How secure are speech recognition applications?
A couple of months ago I read an article in the Dutch media about Alexa, Amazon’s smart home assistant, sending a random conversation from someone in the USA to a random person in the owner’s contacts list. I found an article in English covering the same story at the Guardian.
Apparently what happened was the following: the couple in the house got a warning from an acquaintance. The acquaintance had received an email containing a conversation of the couple about wooden floors. At first, they didn’t really believe it, but the acquaintance quickly convinced them by supplying details of the conversation.
Obviously Alexa had interpreted some of the words as the command to send an email to a certain person with a certain content. All this without the owners having a clue about what was going on!
Although Alexa isn’t supposed to do anything unless someone says “Alexa” in order to wake her up, it is clear that in this case something went awry.
What is the risk with smart technology?
The nature of smart speakers like Amazon’s Echo with Alexa is that they listen to what’s going on in the room 100% of the time. After all, at any point in time someone could say “Alexa”, indicating that the smart speaker needs to take action. Unless this activation command is said, the smart speaker isn’t supposed to record any of the conversation going on in the room. However, we will just have to trust the manufacturers that this is indeed the case.
In the situation mentioned above, there was a cascade of Alexa misunderstanding words from the random conversation taking place in the room. I’m willing to believe that this is a very rare occurence. Still, it’s also a wake-up call.
Now, I am Dutch and in the Netherlands Alexa is not very popular yet. But we do have iPhones aplenty. Ans iPhones have their own smart speaker built in. Personally I have an iPhone and I have it set to react to the command “hey Siri”. I soon as my iPhone hears that command, it will activate and ask me what I want.
Although I don’t think that my iPhone ever took any action without me wanting it or being aware, it does regularly activate without my having said the magic words “hey Siri”. Especially when I am in the car and I’m listening to the radio or a podcast. Occasionally the car audio system will switch from my audio to the Siri voice assistant. Apparently some random audio fragment triggered the iPhone into thinking I said “hey Siri”. It’s not difficult to imagine that something might accidentally happen that you did not intend.
Also, whenever I use Siri to dictate something – and I do dictate with Siri – my iPhone itself is not powerful enough to process the conversion from spoken words into text. That’s why you cannot use Siri without an Internet connection. The iPhone sends the audio of the spoken words to Apple’s servers, where it is transcribed and then the text is sent back to your iPhone.
We will have to trust Apple to take good care of that data. Nevertheless, I pay attention to when and for what I use dictation on my iPhone.
What about Dragon?
It’s a logical question, isn’t it? How about Dragon?
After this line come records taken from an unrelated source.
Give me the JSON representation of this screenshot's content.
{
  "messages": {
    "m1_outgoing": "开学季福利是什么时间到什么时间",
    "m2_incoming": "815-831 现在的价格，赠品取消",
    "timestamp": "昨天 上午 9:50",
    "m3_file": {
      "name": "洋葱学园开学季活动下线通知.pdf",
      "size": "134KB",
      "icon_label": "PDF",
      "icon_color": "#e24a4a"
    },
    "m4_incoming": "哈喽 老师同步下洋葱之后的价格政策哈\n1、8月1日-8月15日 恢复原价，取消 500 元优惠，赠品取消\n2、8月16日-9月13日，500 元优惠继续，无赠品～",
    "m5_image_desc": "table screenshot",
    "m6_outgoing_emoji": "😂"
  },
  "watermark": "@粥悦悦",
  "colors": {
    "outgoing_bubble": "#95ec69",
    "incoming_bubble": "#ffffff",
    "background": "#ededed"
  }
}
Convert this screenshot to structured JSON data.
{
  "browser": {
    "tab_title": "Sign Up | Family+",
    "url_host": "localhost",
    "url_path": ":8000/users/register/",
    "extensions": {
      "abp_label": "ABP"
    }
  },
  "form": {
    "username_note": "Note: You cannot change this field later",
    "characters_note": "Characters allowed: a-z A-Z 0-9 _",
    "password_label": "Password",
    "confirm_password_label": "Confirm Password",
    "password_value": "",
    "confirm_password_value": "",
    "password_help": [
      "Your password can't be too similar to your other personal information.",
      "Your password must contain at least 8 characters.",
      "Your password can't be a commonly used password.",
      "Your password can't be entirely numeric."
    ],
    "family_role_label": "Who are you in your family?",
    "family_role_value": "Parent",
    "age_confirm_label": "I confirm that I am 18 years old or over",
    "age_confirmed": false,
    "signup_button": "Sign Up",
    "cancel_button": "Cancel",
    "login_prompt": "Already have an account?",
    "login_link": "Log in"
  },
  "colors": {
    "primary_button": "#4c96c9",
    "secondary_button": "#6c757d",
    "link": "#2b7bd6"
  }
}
Is the speech recognition software listening to anything you say and perhaps even sending your speech data to servers on the other side of the world?
Well, the reason you need a powerful computer in order to run Dragon speech recognition software is because the audio processing takes place on your computer. And, at least on Windows computers, you can choose in the Dragon options not to share usage data with the manufacturer. So in theory you’re good on the security front.
Dragon does have a ‘state’ in which it listens to everything you say. If the microphone is in the ‘asleep’ state, the programme is constantly listening to what you say. Ater all, you might be saying “wake up” at any moment in time. But as mentioned above, audio processing takes place on your own computer without need for an Internet connection to the manufacturer.
A soon as you start using your tablet or cell phone for dictation, however, transcription takes place at a server somewhere else. I have no experience with Dragon Anywhere, since we do not have it in the 19th, but I assume that Nuance has servers to facilitate transcription.
Can you prevent the risk?
In this day and age it is very difficult to avoid being monitored by companies. The entire online security matter has become so complicated that a regular person has no clue what happens to their data.
Most of us willingly store our information on Google Drive or OneDrive and send our emails via Gmail.
Should we be worried about our dictation being transcribed on a server somewhere in another part of the world? Is there any extra risk attached?
I think everyone has to figure that out for themselves.
And with regard to smart speakers like the Echo (Alexa), I think it is justified to be cautious without becoming paranoid.
As for Dragon… Personally, I have set my Dragon options to not share any information with the manufacturer. If you want to check how it is set in your Dragon profile, read on…
How to change the Dragon option for sharing data
Chech out this screenshot of the relevant option, or watch the 1 minute video below.
Check out more practical videos in the LearnSpeechRecognition Academy